An Old Fashioned Good Time: The 1st Ever LA Food Swap
You know what this town needs? A good, old-fashioned community food swap! At least, that's what my friend, Emily Ho, thought when she read about other organized food swaps around the country and decided to set one up here in LA. The inaugural swap took place Sunday, March 27, 2011, but if you missed out this time, the LA Food Swap is open to all participants willing to make homemade goodies to trade (space permitting), so sign up to find out about the next one.
A table of jams, lemon curd & lemon rosemary cupcakes at the LA food swap (Heather Parlato/LAist)
I got all ready for the swap by preparing some seasonal pantry foods, including the slow cooked chunky marmalade from our Seasonal Eats on oranges, mixing it up with a few varieties of orange, Meyer lemons and pink grapefruit. I also made a big batch of Thomas Keller's garlic confit preparation, as well as 2 vodka infusions: dandelion and blood orange with lemon verbena.How it works: You sign up with the organizers, prepare the foods you plan to offer, bring them to the swap, and set each one up with a silent auction sheet where others who want your item can write their name and what they're offering to trade in kind. Once all the offers are in, participants are able to swap items, or if their products are in short number, they may negotiate until they reach mutually beneficial agreements all around.
Fantastic 4 cheese & artichoke biscuits at the LA food swap (Heather Parlato/LAist)
Here are the things I learned. First, it's totally exciting to make a big batch of 1 or 2 things and end up with a huge variety of homemade foods! Really, it's like going to a party where it's everyone's birthday. Second, the more unique, the more desirable. I thought maybe my mixed citrus marmalade would be a bit different, and while it was the only one of its kind, there was every walk of marmalade available. Nobody had garlic confit, though, and similarly, the items that were unique to me really piqued my interest, so my note-to-self for next time is to come up with more unexpected treats. Third, put your twitter, email, or other contact info on your labels (or bring cards). i met some great friends, reconnected with someone from high-school, and got to hang out with some awesome food-lovers, so contact info is a great way to keep it going.Another thing I learned is that anyone who thinks LA is lacking in community just isn't trying to create it. Everyone at the swap was so nice, gracious, and excited to explain what they made, share ideas, and encourage each other.
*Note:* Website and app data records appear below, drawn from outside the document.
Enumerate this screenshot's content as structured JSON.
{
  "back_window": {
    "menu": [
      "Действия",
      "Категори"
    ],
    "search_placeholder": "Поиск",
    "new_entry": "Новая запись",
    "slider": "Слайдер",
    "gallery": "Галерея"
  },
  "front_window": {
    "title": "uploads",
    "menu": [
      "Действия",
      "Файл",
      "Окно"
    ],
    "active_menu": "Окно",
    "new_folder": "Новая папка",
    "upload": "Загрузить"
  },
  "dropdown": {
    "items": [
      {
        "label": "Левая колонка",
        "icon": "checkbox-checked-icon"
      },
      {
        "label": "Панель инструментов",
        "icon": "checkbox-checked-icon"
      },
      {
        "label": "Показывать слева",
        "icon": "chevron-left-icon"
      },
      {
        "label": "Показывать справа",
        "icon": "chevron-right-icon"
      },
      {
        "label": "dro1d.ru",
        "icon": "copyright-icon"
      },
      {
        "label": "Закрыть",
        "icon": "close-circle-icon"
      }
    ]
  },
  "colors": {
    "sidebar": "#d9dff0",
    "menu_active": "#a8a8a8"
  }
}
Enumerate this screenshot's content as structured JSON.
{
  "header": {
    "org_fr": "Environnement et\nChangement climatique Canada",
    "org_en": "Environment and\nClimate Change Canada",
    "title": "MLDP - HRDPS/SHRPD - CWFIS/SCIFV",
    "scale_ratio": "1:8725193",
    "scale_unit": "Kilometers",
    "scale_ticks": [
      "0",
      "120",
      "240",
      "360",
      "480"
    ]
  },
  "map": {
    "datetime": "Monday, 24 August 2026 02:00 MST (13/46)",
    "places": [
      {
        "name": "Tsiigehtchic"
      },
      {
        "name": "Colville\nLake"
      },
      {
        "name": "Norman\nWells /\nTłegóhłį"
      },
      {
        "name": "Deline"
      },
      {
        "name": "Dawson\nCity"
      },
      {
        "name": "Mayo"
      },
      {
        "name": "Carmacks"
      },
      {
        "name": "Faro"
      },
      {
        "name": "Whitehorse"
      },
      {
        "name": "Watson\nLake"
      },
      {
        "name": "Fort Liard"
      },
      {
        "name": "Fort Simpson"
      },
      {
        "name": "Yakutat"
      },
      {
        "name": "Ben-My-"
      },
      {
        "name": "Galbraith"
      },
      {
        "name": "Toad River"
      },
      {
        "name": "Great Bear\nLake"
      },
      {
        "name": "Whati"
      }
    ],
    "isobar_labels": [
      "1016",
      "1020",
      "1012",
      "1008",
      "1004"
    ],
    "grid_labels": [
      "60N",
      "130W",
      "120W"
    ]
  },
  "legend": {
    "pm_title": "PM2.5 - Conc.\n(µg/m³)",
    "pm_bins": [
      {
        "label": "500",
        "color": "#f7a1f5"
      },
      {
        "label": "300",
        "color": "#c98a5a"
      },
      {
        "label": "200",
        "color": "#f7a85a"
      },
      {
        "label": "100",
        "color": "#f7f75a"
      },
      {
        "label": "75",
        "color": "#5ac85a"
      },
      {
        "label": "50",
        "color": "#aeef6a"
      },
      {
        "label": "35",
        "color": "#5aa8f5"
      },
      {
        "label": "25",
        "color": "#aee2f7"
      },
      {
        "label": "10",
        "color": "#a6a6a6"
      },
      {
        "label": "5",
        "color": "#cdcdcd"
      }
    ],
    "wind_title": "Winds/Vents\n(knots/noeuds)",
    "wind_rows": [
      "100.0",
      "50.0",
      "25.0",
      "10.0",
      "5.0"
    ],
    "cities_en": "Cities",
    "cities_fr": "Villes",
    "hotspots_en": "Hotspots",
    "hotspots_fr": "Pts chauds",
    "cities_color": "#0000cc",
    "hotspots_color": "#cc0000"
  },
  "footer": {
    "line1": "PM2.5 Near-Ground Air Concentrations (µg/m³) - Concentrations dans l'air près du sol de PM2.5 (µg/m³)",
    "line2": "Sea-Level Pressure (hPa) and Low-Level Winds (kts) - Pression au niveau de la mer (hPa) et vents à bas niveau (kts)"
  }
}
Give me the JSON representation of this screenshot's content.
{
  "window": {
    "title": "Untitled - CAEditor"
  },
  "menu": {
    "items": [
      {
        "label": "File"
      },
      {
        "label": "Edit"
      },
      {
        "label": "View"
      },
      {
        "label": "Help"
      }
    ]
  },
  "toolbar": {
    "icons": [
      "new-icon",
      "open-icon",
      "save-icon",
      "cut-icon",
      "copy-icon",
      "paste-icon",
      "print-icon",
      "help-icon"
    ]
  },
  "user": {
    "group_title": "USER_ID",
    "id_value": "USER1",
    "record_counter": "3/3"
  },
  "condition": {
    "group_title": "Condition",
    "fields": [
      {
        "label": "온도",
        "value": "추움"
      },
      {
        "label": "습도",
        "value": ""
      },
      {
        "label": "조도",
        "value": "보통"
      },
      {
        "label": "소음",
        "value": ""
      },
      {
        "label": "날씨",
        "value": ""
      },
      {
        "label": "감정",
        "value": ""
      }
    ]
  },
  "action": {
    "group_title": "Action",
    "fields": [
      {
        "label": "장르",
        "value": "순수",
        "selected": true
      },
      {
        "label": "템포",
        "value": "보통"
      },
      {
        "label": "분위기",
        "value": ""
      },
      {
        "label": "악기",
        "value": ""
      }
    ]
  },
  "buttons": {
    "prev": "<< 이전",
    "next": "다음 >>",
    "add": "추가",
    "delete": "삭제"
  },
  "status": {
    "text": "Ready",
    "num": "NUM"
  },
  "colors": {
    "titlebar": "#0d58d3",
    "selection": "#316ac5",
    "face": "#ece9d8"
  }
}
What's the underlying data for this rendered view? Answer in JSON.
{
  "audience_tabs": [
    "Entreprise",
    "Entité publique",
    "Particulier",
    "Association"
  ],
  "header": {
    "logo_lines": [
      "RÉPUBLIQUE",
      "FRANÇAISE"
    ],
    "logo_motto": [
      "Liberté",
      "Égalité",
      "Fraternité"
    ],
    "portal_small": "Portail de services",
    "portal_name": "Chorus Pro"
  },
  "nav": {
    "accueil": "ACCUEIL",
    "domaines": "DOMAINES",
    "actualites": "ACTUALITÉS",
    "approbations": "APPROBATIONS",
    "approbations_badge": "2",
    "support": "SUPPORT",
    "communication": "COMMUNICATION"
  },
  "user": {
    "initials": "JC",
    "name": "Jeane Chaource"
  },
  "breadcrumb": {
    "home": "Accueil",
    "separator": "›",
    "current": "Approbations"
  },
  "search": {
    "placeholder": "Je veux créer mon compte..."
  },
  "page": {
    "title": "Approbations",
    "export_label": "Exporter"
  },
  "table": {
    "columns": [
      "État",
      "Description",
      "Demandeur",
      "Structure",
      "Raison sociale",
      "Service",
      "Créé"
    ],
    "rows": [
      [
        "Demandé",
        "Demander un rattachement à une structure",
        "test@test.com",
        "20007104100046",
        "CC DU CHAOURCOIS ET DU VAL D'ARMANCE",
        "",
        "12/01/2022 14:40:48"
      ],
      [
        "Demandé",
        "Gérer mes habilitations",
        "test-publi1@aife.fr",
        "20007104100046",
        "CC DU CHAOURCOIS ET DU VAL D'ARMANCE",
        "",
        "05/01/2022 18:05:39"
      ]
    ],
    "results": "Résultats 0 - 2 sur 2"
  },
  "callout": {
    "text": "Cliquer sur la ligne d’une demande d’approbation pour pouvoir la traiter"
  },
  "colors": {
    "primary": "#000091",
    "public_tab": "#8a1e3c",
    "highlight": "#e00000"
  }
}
Some of us are friends and neighbors, but in large part we all met new people doing the same thing (quietly railing against conventional food systems—hey, it's fun). The energy of the people really made the event, and the follow-up tweets of how everyone is enjoying the garlic bread, the satsuma mandarin powder, the lemon blueberry jam, the ginger sprout salad (need I go on?) have been great to read.
Emily's beet fettucine, Satsuma mandarin powder, and pink peppercorns at the LA food swap (Heather Parlato/LAist)
From what I hear, it sounds like the food swap will happen quarterly for the time being, so if you want to get in on the next one, sign up for email alerts on the site or follow them on facebook or twitter. This meetup was held at Reform School in Silver Lake from 10am to noon, and I'd expect subsequent meetings to have a similar setup. For more pictures, check the official write-up on the LA food swap site. Our fearless organizer, Emily Ho, is a writer and consultant for sustainable food entrepreneurs (her work frequently appears on The Kitchn, which I link to whenever i can in Seasonal Eats). In the meantime, keep cooking, foraging and preserving and join us for the next round!